### Work order
For the listing that follows, report how many lines contain the string "Mode", giving the number alone.
* * * * * * * * *
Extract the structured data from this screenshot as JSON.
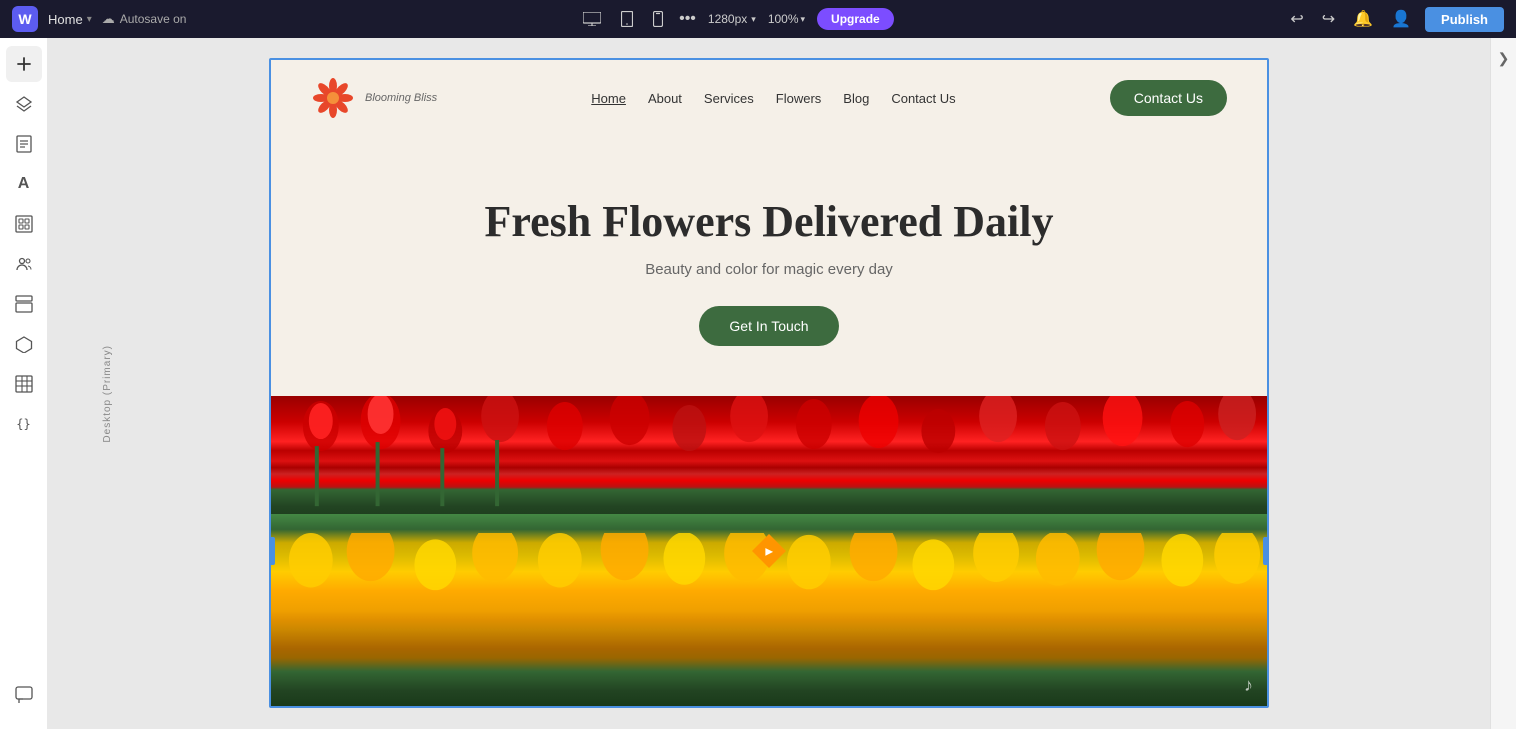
{
  "topbar": {
    "logo_label": "W",
    "page_name": "Home",
    "autosave_text": "Autosave on",
    "viewport_size": "1280px",
    "zoom_level": "100%",
    "upgrade_label": "Upgrade",
    "publish_label": "Publish",
    "undo_icon": "↩",
    "redo_icon": "↪",
    "bell_icon": "🔔",
    "user_icon": "👤",
    "more_icon": "•••",
    "desktop_icon": "🖥",
    "tablet_icon": "📱",
    "mobile_icon": "📱"
  },
  "sidebar": {
    "icons": [
      {
        "name": "add-icon",
        "symbol": "+",
        "label": "Add"
      },
      {
        "name": "layers-icon",
        "symbol": "⬡",
        "label": "Layers"
      },
      {
        "name": "pages-icon",
        "symbol": "☰",
        "label": "Pages"
      },
      {
        "name": "text-icon",
        "symbol": "A",
        "label": "Text"
      },
      {
        "name": "media-icon",
        "symbol": "⊞",
        "label": "Media"
      },
      {
        "name": "members-icon",
        "symbol": "👥",
        "label": "Members"
      },
      {
        "name": "sections-icon",
        "symbol": "⊟",
        "label": "Sections"
      },
      {
        "name": "apps-icon",
        "symbol": "⬡",
        "label": "Apps"
      },
      {
        "name": "table-icon",
        "symbol": "⊞",
        "label": "Table"
      },
      {
        "name": "code-icon",
        "symbol": "{}",
        "label": "Dev Mode"
      }
    ],
    "bottom_icon": {
      "name": "chat-icon",
      "symbol": "💬",
      "label": "Chat"
    }
  },
  "canvas": {
    "desktop_label": "Desktop (Primary)"
  },
  "website": {
    "logo_text_line1": "Blooming Bliss",
    "nav_links": [
      {
        "label": "Home",
        "active": true
      },
      {
        "label": "About",
        "active": false
      },
      {
        "label": "Services",
        "active": false
      },
      {
        "label": "Flowers",
        "active": false
      },
      {
        "label": "Blog",
        "active": false
      },
      {
        "label": "Contact Us",
        "active": false
      }
    ],
    "contact_btn_label": "Contact Us",
    "hero_title": "Fresh Flowers Delivered Daily",
    "hero_subtitle": "Beauty and color for magic every day",
    "cta_label": "Get In Touch"
  }
}
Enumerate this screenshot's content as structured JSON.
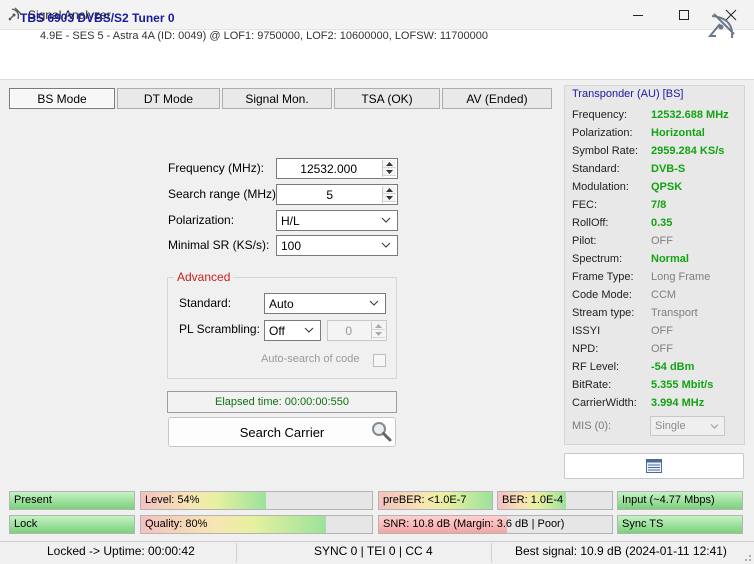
{
  "window": {
    "title": "Signal Analyzer",
    "icons": [
      "satellite-app-icon",
      "minimize-icon",
      "maximize-icon",
      "close-icon"
    ]
  },
  "header": {
    "tuner": "TBS 6903 DVBS/S2 Tuner 0",
    "satellite": "4.9E - SES 5 - Astra 4A (ID: 0049) @ LOF1: 9750000, LOF2: 10600000, LOFSW: 11700000"
  },
  "tabs": [
    {
      "label": "BS Mode",
      "active": true
    },
    {
      "label": "DT Mode"
    },
    {
      "label": "Signal Mon."
    },
    {
      "label": "TSA (OK)"
    },
    {
      "label": "AV (Ended)"
    }
  ],
  "form": {
    "frequency_label": "Frequency (MHz):",
    "frequency_value": "12532.000",
    "search_range_label": "Search range (MHz):",
    "search_range_value": "5",
    "polarization_label": "Polarization:",
    "polarization_value": "H/L",
    "minimal_sr_label": "Minimal SR (KS/s):",
    "minimal_sr_value": "100",
    "advanced_title": "Advanced",
    "standard_label": "Standard:",
    "standard_value": "Auto",
    "pl_scrambling_label": "PL Scrambling:",
    "pl_scrambling_value": "Off",
    "pl_code_value": "0",
    "autosearch_label": "Auto-search of code",
    "elapsed": "Elapsed time: 00:00:00:550",
    "search_button": "Search Carrier"
  },
  "transponder": {
    "title": "Transponder (AU) [BS]",
    "rows": [
      {
        "label": "Frequency:",
        "value": "12532.688 MHz",
        "style": "green"
      },
      {
        "label": "Polarization:",
        "value": "Horizontal",
        "style": "green"
      },
      {
        "label": "Symbol Rate:",
        "value": "2959.284 KS/s",
        "style": "green"
      },
      {
        "label": "Standard:",
        "value": "DVB-S",
        "style": "green"
      },
      {
        "label": "Modulation:",
        "value": "QPSK",
        "style": "green"
      },
      {
        "label": "FEC:",
        "value": "7/8",
        "style": "green"
      },
      {
        "label": "RollOff:",
        "value": "0.35",
        "style": "green"
      },
      {
        "label": "Pilot:",
        "value": "OFF",
        "style": "grey"
      },
      {
        "label": "Spectrum:",
        "value": "Normal",
        "style": "green"
      },
      {
        "label": "Frame Type:",
        "value": "Long Frame",
        "style": "grey"
      },
      {
        "label": "Code Mode:",
        "value": "CCM",
        "style": "grey"
      },
      {
        "label": "Stream type:",
        "value": "Transport",
        "style": "grey"
      },
      {
        "label": "ISSYI",
        "value": "OFF",
        "style": "grey"
      },
      {
        "label": "NPD:",
        "value": "OFF",
        "style": "grey"
      },
      {
        "label": "RF Level:",
        "value": "-54 dBm",
        "style": "green"
      },
      {
        "label": "BitRate:",
        "value": "5.355 Mbit/s",
        "style": "green"
      },
      {
        "label": "CarrierWidth:",
        "value": "3.994 MHz",
        "style": "green"
      }
    ],
    "mis_label": "MIS (0):",
    "mis_value": "Single"
  },
  "indicators": [
    {
      "id": "present",
      "text": "Present",
      "fill": 1.0,
      "kind": "green"
    },
    {
      "id": "level",
      "text": "Level: 54%",
      "fill": 0.54,
      "kind": "grad"
    },
    {
      "id": "preber",
      "text": "preBER: <1.0E-7",
      "fill": 1.0,
      "kind": "grad"
    },
    {
      "id": "ber",
      "text": "BER: 1.0E-4",
      "fill": 0.6,
      "kind": "grad"
    },
    {
      "id": "input",
      "text": "Input (~4.77 Mbps)",
      "fill": 1.0,
      "kind": "green"
    },
    {
      "id": "lock",
      "text": "Lock",
      "fill": 1.0,
      "kind": "green"
    },
    {
      "id": "quality",
      "text": "Quality: 80%",
      "fill": 0.8,
      "kind": "grad"
    },
    {
      "id": "snr",
      "text": "SNR: 10.8 dB (Margin: 3.6 dB | Poor)",
      "fill": 0.55,
      "kind": "red"
    },
    {
      "id": "sync",
      "text": "Sync TS",
      "fill": 1.0,
      "kind": "green"
    }
  ],
  "statusbar": {
    "uptime": "Locked -> Uptime: 00:00:42",
    "sync": "SYNC 0 | TEI 0 | CC 4",
    "best": "Best signal: 10.9 dB (2024-01-11 12:41)"
  }
}
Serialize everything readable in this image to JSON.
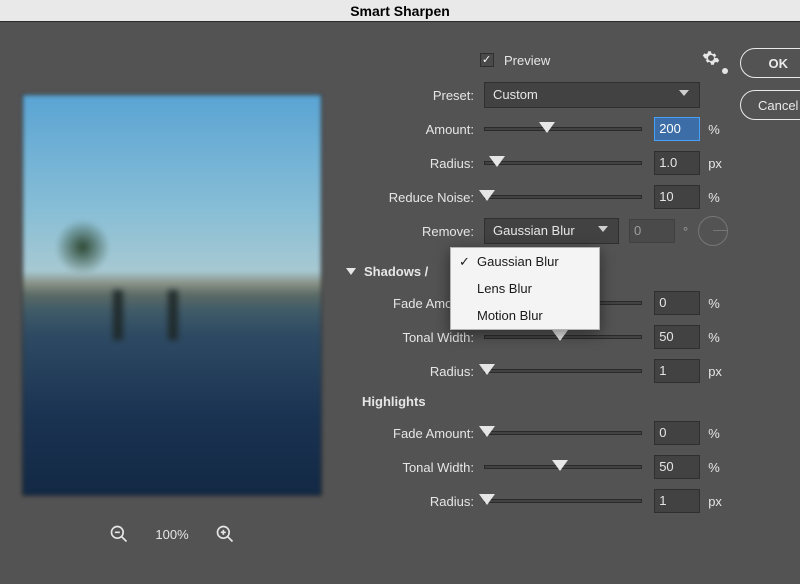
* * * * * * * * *
### Output
4